── Given entries ──
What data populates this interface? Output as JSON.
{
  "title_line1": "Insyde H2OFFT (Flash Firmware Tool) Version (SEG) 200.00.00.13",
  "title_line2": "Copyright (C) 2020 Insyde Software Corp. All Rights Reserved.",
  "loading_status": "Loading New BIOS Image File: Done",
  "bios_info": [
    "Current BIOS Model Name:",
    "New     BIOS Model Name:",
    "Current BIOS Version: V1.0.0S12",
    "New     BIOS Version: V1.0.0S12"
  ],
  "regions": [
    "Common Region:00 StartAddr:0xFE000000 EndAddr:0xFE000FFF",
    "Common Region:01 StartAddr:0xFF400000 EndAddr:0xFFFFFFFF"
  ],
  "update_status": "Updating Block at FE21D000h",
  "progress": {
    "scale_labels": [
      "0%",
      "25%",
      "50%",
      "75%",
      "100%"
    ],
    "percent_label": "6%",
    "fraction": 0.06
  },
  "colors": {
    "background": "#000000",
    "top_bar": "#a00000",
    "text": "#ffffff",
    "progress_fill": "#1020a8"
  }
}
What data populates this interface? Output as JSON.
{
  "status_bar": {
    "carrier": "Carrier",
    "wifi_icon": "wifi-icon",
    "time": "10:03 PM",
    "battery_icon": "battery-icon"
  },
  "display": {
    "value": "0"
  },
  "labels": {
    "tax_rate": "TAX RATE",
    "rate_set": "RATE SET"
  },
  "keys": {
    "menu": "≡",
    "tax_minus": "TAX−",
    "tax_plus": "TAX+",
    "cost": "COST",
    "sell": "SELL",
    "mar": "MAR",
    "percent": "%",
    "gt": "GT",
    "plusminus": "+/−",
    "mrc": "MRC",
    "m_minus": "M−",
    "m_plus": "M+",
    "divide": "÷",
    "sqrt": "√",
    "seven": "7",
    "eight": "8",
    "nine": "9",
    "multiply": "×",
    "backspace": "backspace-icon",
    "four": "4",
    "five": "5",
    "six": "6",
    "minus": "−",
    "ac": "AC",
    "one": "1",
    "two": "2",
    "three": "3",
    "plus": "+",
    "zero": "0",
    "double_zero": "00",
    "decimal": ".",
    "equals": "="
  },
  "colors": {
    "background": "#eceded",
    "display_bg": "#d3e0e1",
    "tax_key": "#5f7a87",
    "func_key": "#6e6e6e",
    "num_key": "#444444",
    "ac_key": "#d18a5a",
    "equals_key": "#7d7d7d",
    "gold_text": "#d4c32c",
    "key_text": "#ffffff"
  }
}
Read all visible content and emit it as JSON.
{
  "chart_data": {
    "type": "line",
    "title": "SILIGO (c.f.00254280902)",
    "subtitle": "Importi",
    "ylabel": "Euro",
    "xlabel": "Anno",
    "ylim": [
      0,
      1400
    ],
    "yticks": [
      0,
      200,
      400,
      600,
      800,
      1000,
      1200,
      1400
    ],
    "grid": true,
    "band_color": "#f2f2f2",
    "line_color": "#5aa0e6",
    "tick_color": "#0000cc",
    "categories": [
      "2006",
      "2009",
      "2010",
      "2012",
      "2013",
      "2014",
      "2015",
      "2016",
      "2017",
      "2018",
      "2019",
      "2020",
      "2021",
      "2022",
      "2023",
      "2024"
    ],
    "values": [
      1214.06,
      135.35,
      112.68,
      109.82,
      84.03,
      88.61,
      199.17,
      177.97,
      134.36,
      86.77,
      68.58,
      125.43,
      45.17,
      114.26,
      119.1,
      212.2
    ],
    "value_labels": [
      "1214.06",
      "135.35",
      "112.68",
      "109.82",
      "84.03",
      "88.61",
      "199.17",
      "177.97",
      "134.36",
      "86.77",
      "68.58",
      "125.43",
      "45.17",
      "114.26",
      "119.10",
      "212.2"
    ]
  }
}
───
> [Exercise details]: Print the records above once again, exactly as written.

> [Output for this exercise]:
What data populates this interface? Output as JSON.
{
  "title_line1": "Insyde H2OFFT (Flash Firmware Tool) Version (SEG) 200.00.00.13",
  "title_line2": "Copyright (C) 2020 Insyde Software Corp. All Rights Reserved.",
  "loading_status": "Loading New BIOS Image File: Done",
  "bios_info": [
    "Current BIOS Model Name:",
    "New     BIOS Model Name:",
    "Current BIOS Version: V1.0.0S12",
    "New     BIOS Version: V1.0.0S12"
  ],
  "regions": [
    "Common Region:00 StartAddr:0xFE000000 EndAddr:0xFE000FFF",
    "Common Region:01 StartAddr:0xFF400000 EndAddr:0xFFFFFFFF"
  ],
  "update_status": "Updating Block at FE21D000h",
  "progress": {
    "scale_labels": [
      "0%",
      "25%",
      "50%",
      "75%",
      "100%"
    ],
    "percent_label": "6%",
    "fraction": 0.06
  },
  "colors": {
    "background": "#000000",
    "top_bar": "#a00000",
    "text": "#ffffff",
    "progress_fill": "#1020a8"
  }
}
What data populates this interface? Output as JSON.
{
  "status_bar": {
    "carrier": "Carrier",
    "wifi_icon": "wifi-icon",
    "time": "10:03 PM",
    "battery_icon": "battery-icon"
  },
  "display": {
    "value": "0"
  },
  "labels": {
    "tax_rate": "TAX RATE",
    "rate_set": "RATE SET"
  },
  "keys": {
    "menu": "≡",
    "tax_minus": "TAX−",
    "tax_plus": "TAX+",
    "cost": "COST",
    "sell": "SELL",
    "mar": "MAR",
    "percent": "%",
    "gt": "GT",
    "plusminus": "+/−",
    "mrc": "MRC",
    "m_minus": "M−",
    "m_plus": "M+",
    "divide": "÷",
    "sqrt": "√",
    "seven": "7",
    "eight": "8",
    "nine": "9",
    "multiply": "×",
    "backspace": "backspace-icon",
    "four": "4",
    "five": "5",
    "six": "6",
    "minus": "−",
    "ac": "AC",
    "one": "1",
    "two": "2",
    "three": "3",
    "plus": "+",
    "zero": "0",
    "double_zero": "00",
    "decimal": ".",
    "equals": "="
  },
  "colors": {
    "background": "#eceded",
    "display_bg": "#d3e0e1",
    "tax_key": "#5f7a87",
    "func_key": "#6e6e6e",
    "num_key": "#444444",
    "ac_key": "#d18a5a",
    "equals_key": "#7d7d7d",
    "gold_text": "#d4c32c",
    "key_text": "#ffffff"
  }
}
Read all visible content and emit it as JSON.
{
  "chart_data": {
    "type": "line",
    "title": "SILIGO (c.f.00254280902)",
    "subtitle": "Importi",
    "ylabel": "Euro",
    "xlabel": "Anno",
    "ylim": [
      0,
      1400
    ],
    "yticks": [
      0,
      200,
      400,
      600,
      800,
      1000,
      1200,
      1400
    ],
    "grid": true,
    "band_color": "#f2f2f2",
    "line_color": "#5aa0e6",
    "tick_color": "#0000cc",
    "categories": [
      "2006",
      "2009",
      "2010",
      "2012",
      "2013",
      "2014",
      "2015",
      "2016",
      "2017",
      "2018",
      "2019",
      "2020",
      "2021",
      "2022",
      "2023",
      "2024"
    ],
    "values": [
      1214.06,
      135.35,
      112.68,
      109.82,
      84.03,
      88.61,
      199.17,
      177.97,
      134.36,
      86.77,
      68.58,
      125.43,
      45.17,
      114.26,
      119.1,
      212.2
    ],
    "value_labels": [
      "1214.06",
      "135.35",
      "112.68",
      "109.82",
      "84.03",
      "88.61",
      "199.17",
      "177.97",
      "134.36",
      "86.77",
      "68.58",
      "125.43",
      "45.17",
      "114.26",
      "119.10",
      "212.2"
    ]
  }
}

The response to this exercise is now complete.